What you need to do: Nothing but the records themselves, exactly as written and free of pictures, should appear in your response.

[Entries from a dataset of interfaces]
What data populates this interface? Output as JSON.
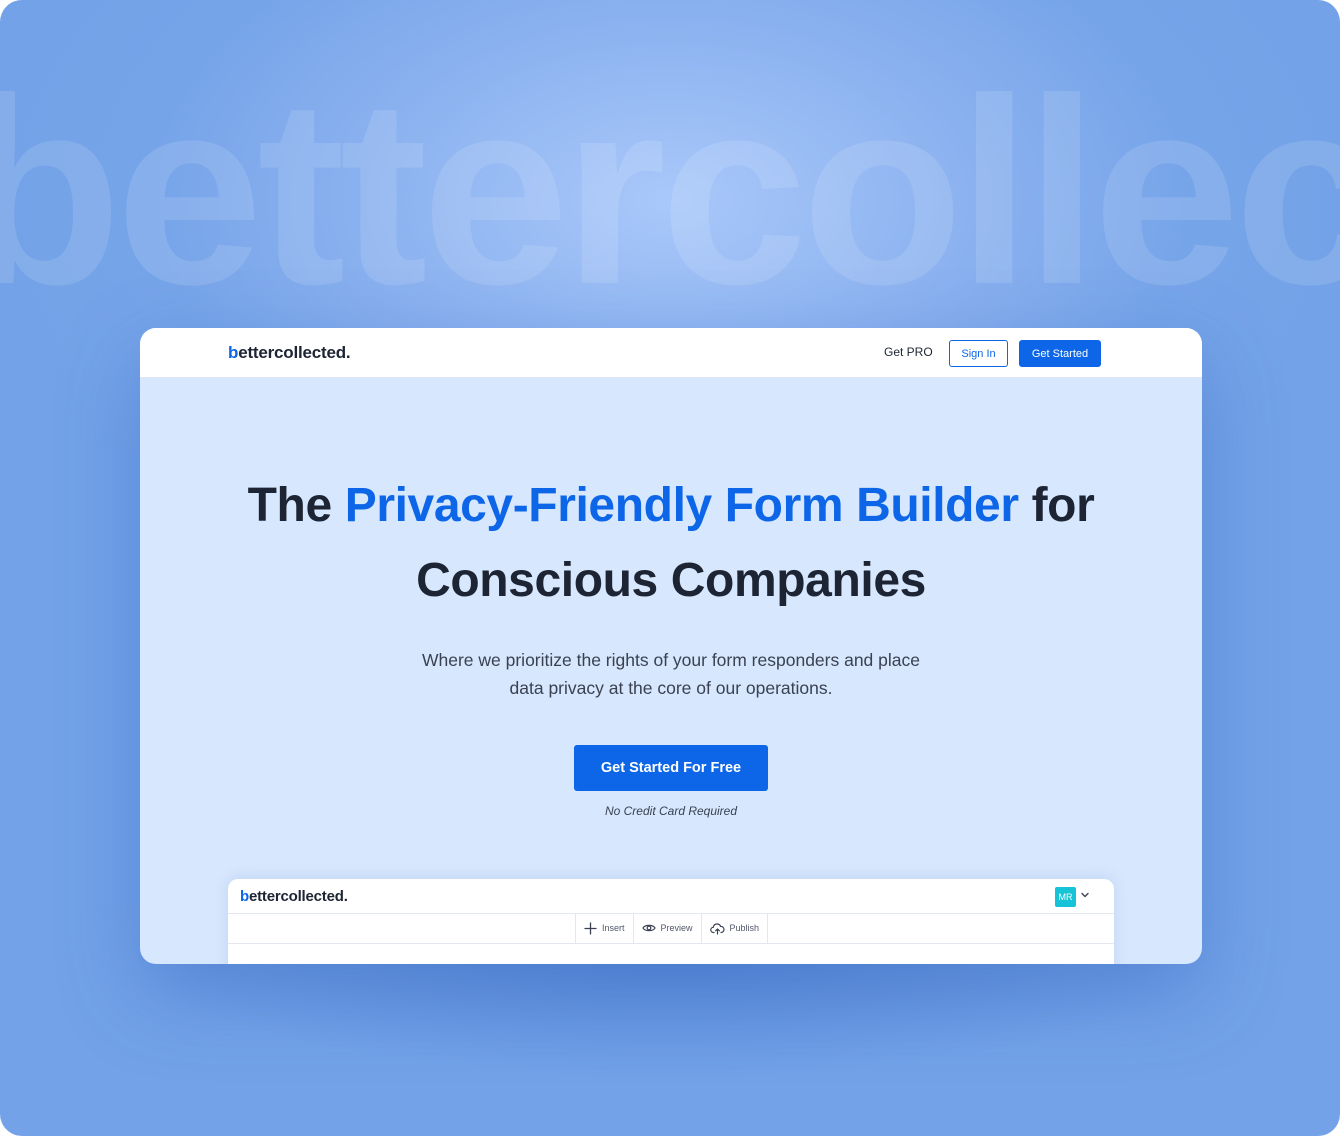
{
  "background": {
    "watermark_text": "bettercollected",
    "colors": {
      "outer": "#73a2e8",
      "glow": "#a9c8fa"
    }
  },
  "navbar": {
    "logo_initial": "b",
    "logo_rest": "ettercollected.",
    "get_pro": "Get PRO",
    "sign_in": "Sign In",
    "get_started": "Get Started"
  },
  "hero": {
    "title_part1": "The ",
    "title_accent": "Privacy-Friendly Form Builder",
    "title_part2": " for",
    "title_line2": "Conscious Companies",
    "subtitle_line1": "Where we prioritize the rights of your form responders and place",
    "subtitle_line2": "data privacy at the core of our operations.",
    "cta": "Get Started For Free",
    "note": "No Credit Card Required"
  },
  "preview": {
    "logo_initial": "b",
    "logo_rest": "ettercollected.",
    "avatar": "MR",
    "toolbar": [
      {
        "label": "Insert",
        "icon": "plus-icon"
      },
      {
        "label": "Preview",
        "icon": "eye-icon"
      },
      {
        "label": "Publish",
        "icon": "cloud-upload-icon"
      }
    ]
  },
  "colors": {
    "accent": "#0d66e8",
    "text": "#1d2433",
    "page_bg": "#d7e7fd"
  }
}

Solved exercise:
What data populates this interface? Output as JSON.
{
  "background": {
    "watermark_text": "bettercollected",
    "colors": {
      "outer": "#73a2e8",
      "glow": "#a9c8fa"
    }
  },
  "navbar": {
    "logo_initial": "b",
    "logo_rest": "ettercollected.",
    "get_pro": "Get PRO",
    "sign_in": "Sign In",
    "get_started": "Get Started"
  },
  "hero": {
    "title_part1": "The ",
    "title_accent": "Privacy-Friendly Form Builder",
    "title_part2": " for",
    "title_line2": "Conscious Companies",
    "subtitle_line1": "Where we prioritize the rights of your form responders and place",
    "subtitle_line2": "data privacy at the core of our operations.",
    "cta": "Get Started For Free",
    "note": "No Credit Card Required"
  },
  "preview": {
    "logo_initial": "b",
    "logo_rest": "ettercollected.",
    "avatar": "MR",
    "toolbar": [
      {
        "label": "Insert",
        "icon": "plus-icon"
      },
      {
        "label": "Preview",
        "icon": "eye-icon"
      },
      {
        "label": "Publish",
        "icon": "cloud-upload-icon"
      }
    ]
  },
  "colors": {
    "accent": "#0d66e8",
    "text": "#1d2433",
    "page_bg": "#d7e7fd"
  }
}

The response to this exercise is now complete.